Cybersecurity challenges facing the nation were the topic of much discussion on the morning of Monday, Feb. 8, following the dedication of the new and expanded 60,000 square-foot National Cybersecurity Center of Excellence (NCCoE) facility in Maryland that is working to accelerate the development and use of secure, standards-based technology in the private sector.
During dedication remarks, attended by state and federal leaders and private-sector officials, Sen. Barbara Mikulski (D-Maryland) said the center would play a vital role in providing the foundation for improved cybersecurity standing in the United States.
“There is no part of our economy that does not face cyber threats; whether it’s the government that has been hacked or the private sector, big or small,” she said. “We’ve got to be able to protect ourselves.”
Mikulski was lauded as a driving force behind the initiative to secure and fund the NCCoE facility, which began as a public-private partnership under the Commerce Department's National Institute of Standards and Technology (NIST) in 2013.
The push to bring more technology-related businesses to the state has officials hoping for long-term growth over places like Fairfax County, Va., where the federal government has already made substantial technological investment.
After the ceremony, an expert panel discussed some of the opportunities and challenges facing information infrastructure, the importance of collaboration between the public and private sectors, and how to increase consumers' cybersecurity confidence.
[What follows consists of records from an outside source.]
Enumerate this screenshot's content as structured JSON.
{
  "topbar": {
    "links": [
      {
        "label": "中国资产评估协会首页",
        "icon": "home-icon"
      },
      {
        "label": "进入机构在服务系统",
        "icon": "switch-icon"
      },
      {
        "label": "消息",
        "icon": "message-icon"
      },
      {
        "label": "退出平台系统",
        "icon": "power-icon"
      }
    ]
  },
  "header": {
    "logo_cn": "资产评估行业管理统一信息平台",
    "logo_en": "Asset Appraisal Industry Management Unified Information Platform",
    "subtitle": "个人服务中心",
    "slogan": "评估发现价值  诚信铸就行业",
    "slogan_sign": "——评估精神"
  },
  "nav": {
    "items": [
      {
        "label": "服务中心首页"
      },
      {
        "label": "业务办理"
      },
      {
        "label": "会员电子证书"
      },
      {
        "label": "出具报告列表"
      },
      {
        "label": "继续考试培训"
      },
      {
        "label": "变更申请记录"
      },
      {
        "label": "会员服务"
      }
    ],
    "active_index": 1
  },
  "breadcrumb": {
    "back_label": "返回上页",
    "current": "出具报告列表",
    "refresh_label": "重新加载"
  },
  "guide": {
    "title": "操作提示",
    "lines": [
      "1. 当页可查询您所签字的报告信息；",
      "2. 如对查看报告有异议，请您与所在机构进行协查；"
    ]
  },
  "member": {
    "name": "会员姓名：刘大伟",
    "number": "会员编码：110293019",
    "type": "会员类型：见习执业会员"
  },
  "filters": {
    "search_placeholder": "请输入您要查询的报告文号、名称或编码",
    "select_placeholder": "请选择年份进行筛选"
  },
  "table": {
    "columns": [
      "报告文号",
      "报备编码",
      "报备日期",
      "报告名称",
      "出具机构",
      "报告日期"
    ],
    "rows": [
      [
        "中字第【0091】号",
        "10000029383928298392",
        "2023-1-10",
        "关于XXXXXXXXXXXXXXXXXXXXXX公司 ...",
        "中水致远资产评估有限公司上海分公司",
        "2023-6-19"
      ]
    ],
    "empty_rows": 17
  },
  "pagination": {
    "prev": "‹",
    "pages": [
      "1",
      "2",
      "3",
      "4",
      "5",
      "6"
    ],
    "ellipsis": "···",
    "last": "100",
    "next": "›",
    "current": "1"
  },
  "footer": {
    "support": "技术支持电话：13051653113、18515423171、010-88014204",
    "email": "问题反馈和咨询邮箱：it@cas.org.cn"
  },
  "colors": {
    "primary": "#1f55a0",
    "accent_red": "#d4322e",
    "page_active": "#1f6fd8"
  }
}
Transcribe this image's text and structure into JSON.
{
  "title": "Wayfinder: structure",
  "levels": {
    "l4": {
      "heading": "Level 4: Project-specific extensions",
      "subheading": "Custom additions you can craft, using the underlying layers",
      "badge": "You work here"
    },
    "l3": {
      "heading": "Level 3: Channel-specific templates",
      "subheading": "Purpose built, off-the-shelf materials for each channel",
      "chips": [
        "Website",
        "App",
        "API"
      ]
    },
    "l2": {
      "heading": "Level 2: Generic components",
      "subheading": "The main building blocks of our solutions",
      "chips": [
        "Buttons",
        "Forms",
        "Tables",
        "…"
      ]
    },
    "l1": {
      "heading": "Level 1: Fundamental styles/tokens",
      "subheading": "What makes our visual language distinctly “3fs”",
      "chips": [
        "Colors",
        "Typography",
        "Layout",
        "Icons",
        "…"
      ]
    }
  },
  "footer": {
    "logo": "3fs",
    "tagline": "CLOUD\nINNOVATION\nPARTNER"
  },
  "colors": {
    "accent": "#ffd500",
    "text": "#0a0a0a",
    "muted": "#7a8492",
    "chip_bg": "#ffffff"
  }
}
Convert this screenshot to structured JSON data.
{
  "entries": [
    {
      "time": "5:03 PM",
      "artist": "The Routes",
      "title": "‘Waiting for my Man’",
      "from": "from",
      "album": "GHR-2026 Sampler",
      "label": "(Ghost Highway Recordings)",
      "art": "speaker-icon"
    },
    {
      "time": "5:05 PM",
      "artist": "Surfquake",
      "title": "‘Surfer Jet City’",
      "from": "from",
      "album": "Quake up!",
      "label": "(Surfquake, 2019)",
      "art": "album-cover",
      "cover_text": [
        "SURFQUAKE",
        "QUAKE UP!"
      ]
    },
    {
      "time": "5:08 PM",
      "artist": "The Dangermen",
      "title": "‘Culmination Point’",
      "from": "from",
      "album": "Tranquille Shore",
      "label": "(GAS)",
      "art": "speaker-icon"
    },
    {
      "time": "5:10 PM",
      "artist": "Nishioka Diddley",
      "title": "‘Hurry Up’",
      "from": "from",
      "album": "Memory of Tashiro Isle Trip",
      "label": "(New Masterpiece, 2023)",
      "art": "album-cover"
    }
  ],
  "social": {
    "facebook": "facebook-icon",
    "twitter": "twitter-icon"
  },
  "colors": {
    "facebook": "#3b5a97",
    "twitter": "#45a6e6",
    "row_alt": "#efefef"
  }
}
U.S. Secretary of Commerce Penny Pritzker said during the panel that the current standing of federal cybersecurity has vastly improved since she was appointed to the post in 2013 -- but there is still a ways to go.
“I think the level of awareness has risen dramatically," she said, "but it is still not where it needs to be.”
She pointed to an increased need for improved communication with private-sector companies, and said the ever-growing number of devices connecting to the so called Internet of Things was spurring this need even further.
“We need to step up our cybersecurity game,” she said. “Now, we’ve made a lot of progress in the last two and a half years, but frankly, I’m assuming that the Department of Commerce was for sure not the best… so, we have to step it up in the federal government.”
She pointed to clear channels of information sharing as a means of preventing systematic attacks among organizations.
“Unless we have the mechanism and the protections and the legal structure to allow for that, then crime pays,” she said.
Private-sector panelist Michael Brown, CEO of Symantec, said that more investment needs to be made in cybersecurity threat prevention and detection – not just in recovering from breaches.
“Because we are not spending enough to protect ourselves, we make crime pay for all the hackers out there,” Brown said. “We’re probably spending about 10 percent of the cost of a breach. So, until we equal that out more so we’re spending enough to make crime not pay as handsomely, then we open ourselves to attack.
“As Commerce Secretary Pritzker talked about," he continued, "the attack surface is expanding because we continue to implement new technologies, whether it’s going to the cloud or the Internet of Things, that make us more vulnerable."
Brown went on to compare the current state of cybersecurity to the tale of the blind men describing the various parts of an elephant.
“We’ve all got to collaborate to see the shape of the elephant, and I find these days, government wants to collaborate but it is a little more of a one-way street than a two-way street,” he said. “This is a new muscle for everybody; we haven’t been adept at sharing in a collaborative way. We’d like to see more of what the government knows at Symantec, and that would allow us to protect our customers better.”
Amit Yoran, president of cybersecurity firm RSA, said he believes the reliance on data analytics will play a key role moving forward in the ability of organizations to detect and respond to online threats and what he said are more agile adversaries.
“Candidly, I think the future is quite bleak unless we very radically change the dynamic that exists today, which is one that very much favors the offense, the cybercriminal,” he said. “I think the first key step there is to raise the level of awareness…”
Yoran said the conversation should not be limited to the intelligence community, but rather should be a more global approach with an aggressive, fully informed risk-management focus.
“I think we need to really shift how the federal government engages on the cyberdomain," he said, "and carefully define and carefully limit what each department and agency is doing, and make sure we get that economic engagement through Commerce."